On this Day Factola

January 30, 1969

The Last Public Performance of The Beatles



Back before elaborate album rollouts and surprise releases, the Liverpool quartet spontaneously previewed songs from their forthcoming album Let It Be to scores of Londoners, staging an impromptu 42-minute set on the rooftop of Apple, their label, on Savile Row.

Before Metropolitan police eventually halted the performance, filmmakers captured not only the memorable set, but also the reactions of its attendees and those in the nearby area. While the January 30th, 1969 event luckily made its way onto the Let It Be documentary, the unannounced rooftop concert ultimately signaled the last time people would see the Beatles perform together live.

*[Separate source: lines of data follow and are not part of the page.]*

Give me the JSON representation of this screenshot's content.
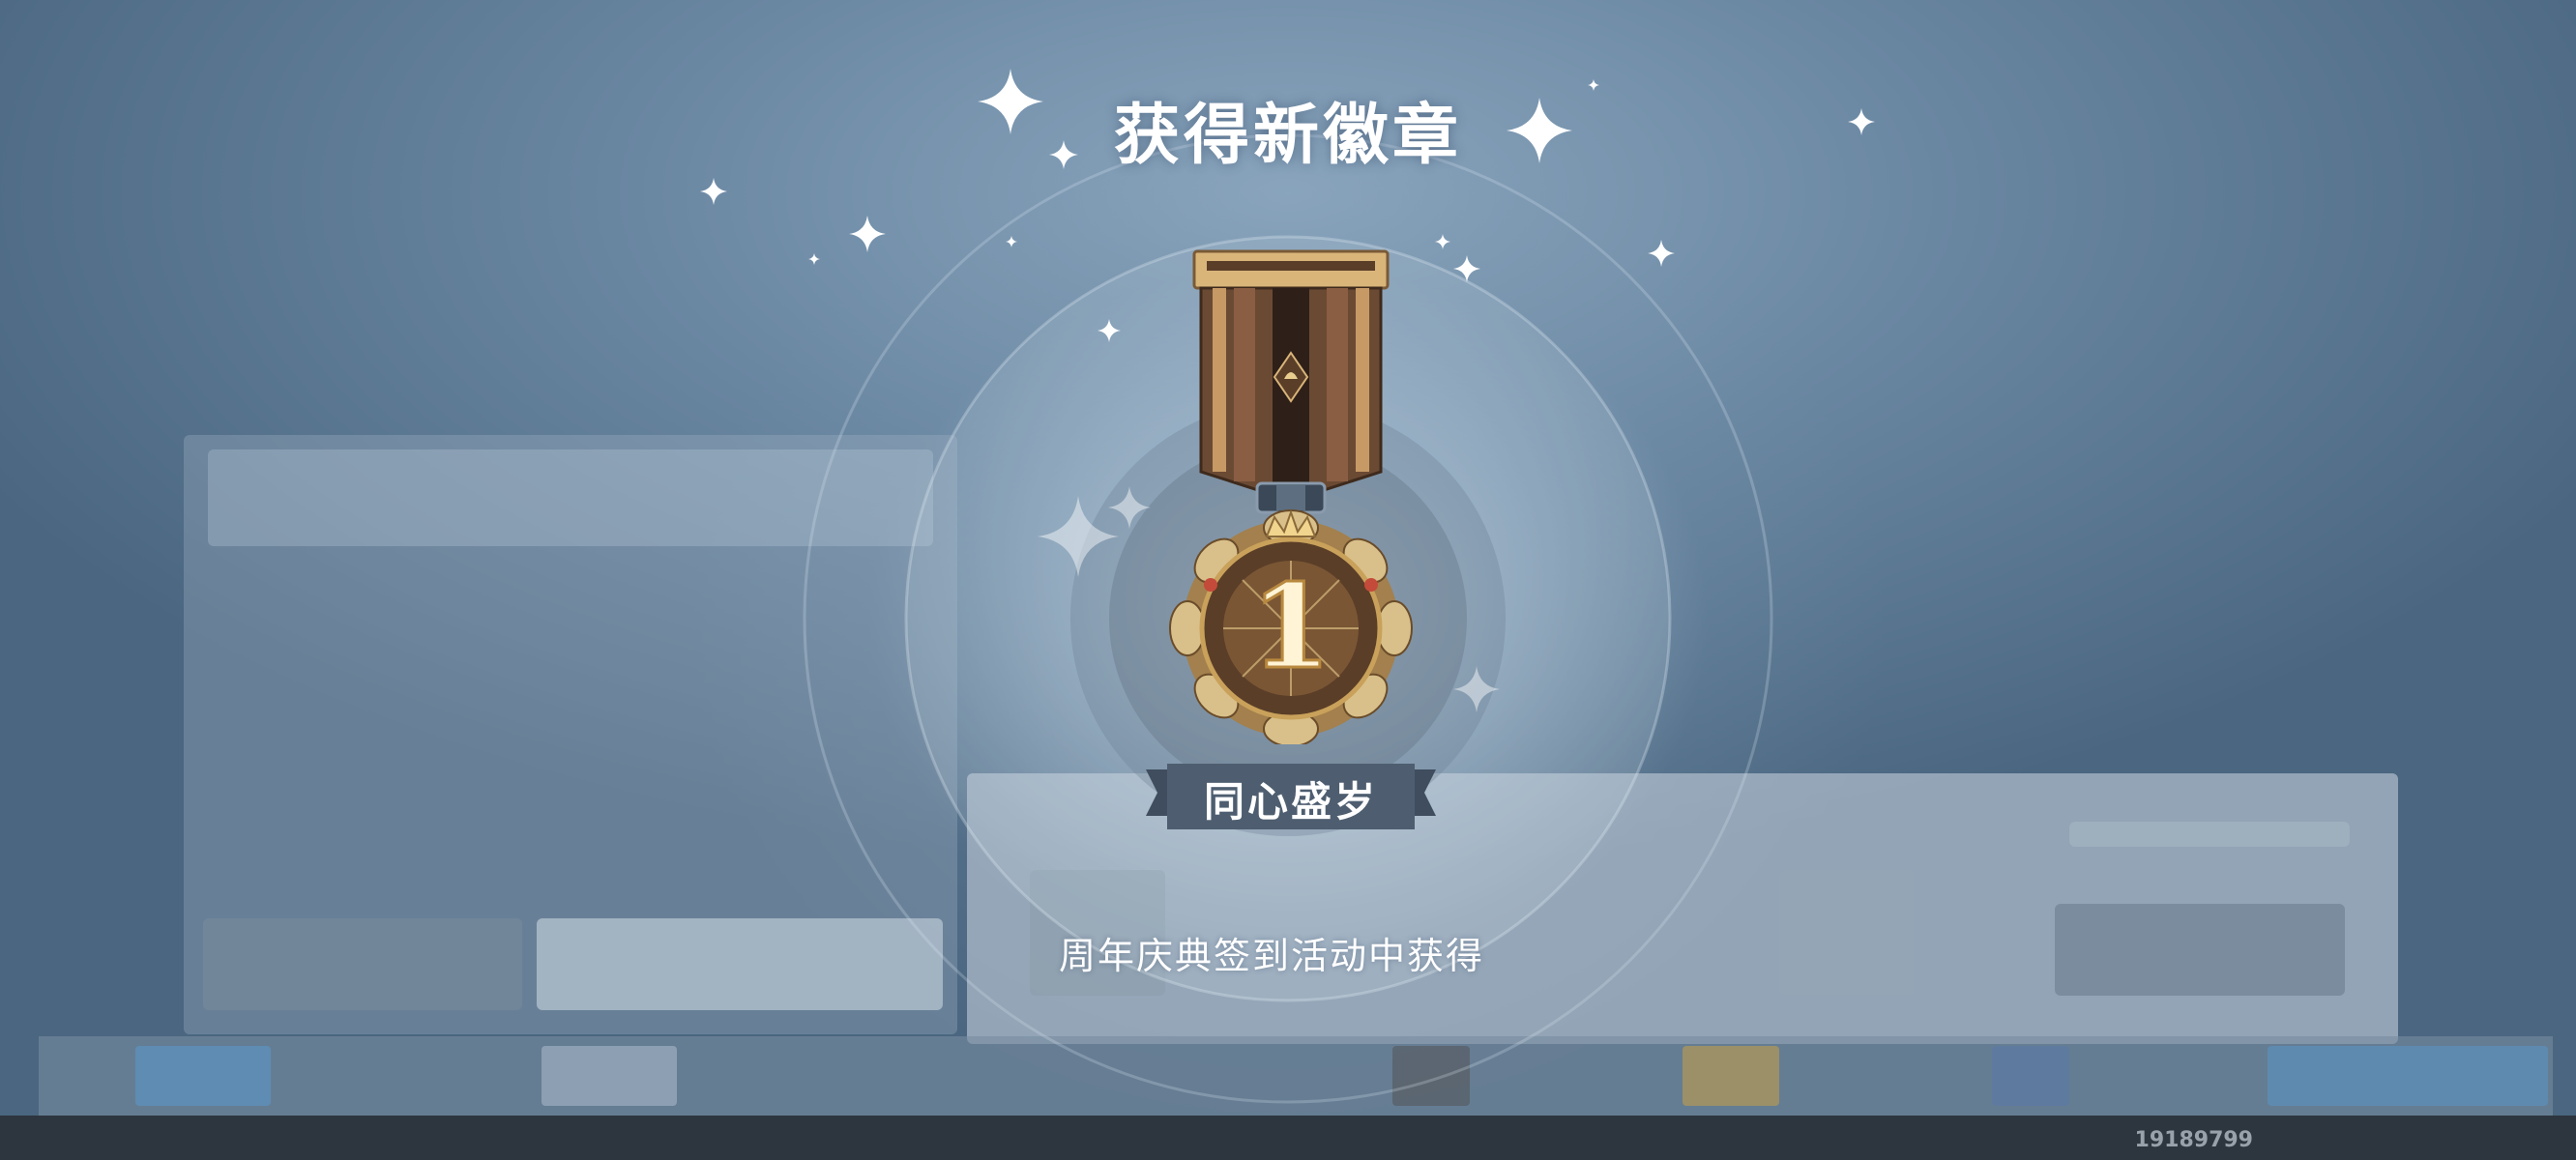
{
  "popup": {
    "title": "获得新徽章",
    "badge_name": "同心盛岁",
    "description": "周年庆典签到活动中获得",
    "medal_number": "1"
  },
  "footer": {
    "uid": "19189799"
  },
  "icons": {
    "medal": "medal-icon",
    "sparkle": "sparkle-icon"
  },
  "colors": {
    "title_text": "#ffffff",
    "ribbon_brown": "#6b4a34",
    "medal_gold": "#c9a15a",
    "name_banner": "#4e5e70"
  }
}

Getting The Beatles to play any kind of a show during that time was surprising, considering they officially stopped touring in 1966. This was partially due to the legions of loyal fans drowning out their concerts, as well the obstacle of not being able to perform some of their new material’s more complicated arrangements live. Despite their fatigue with playing traditional gigs, the band wanted to continue premiering and recording new music.

George Harrison explained, “We went on the roof in order to resolve the live concert idea, because it was much simpler than going anywhere else; also nobody had ever done that, so it would be interesting to see what happened when we started playing up there.”

Once the band kicked things off with the rousing “Get Back”, word began to spread through the London streets. Dozens, if not hundreds congregated, crowding neighboring rooftops and balconies as well as stopping traffic and disrupting local businesses. Before the Metropolitan Police could shut down the scene, the band, along with the young keyboardist Billy Preston, got through nine takes of five songs. With George Martin, engineer Glyn Johns and tape operator Alan Parsons recording the takes onto two eight-track tapes in Apple’s basement, these early renditions of “I’ve Got a Feeling”,”One After 909?, and “Dig a Pony” would end up on the final version of Let It Be.

Though it would be their last show ever, the band sounded as good as it always had. The aforementioned recordings were all rollicking, and despite the cold January day, everyone seemed to be in good spirits. Just as they were about to end their performance, McCartney improvised the lyrics of “Get Back” to poke fun at the situation singing, “You’ve been playing on the roofs again, and you know your Momma doesn’t like it, she’s gonna have you arrested!” The set ended with John Lennon’s famous line, “I’d like to say thank you on behalf of the group and ourselves, and I hope we passed the audition.” The quote was a fitting send-off to one of music’s most important bands. The group would officially break up in 1970.


The London rooftop, five storeys up, atop the Apple Corps building on 3 Savile Row, January 30, 1969






Josh Terry originally published this article in 2014 - Courtesy of COS (Consequence of Sound)


To see video of "Don't Let Me Down" from this concert visit YouTube


Full Setlist:

“Get Back” (three takes)

“Don’t Let Me Down” (two takes)

“I’ve Got a Feeling” (two takes)

“One After 909” (one take)

“Dig a Pony” (one take)

“I Want You (She’s So Heavy” (Snippet)

“God Save The Queen” (Snippet)

“A Pretty Girl Is A Melody” (Snippet)



Here is a NPR Podcast that reports on this same event from another perspective (from someone who was there):



In 1969, Ken Mansfield, (pictured in white in the far back) was the U.S. manager of Apple Records and one of the few people allowed on the rooftop to witness the band's final performance. He shares his memories of the historic event in his new book The Roof: The Beatles' Final Concert Courtesy of the author







January 30 - On this Day Factola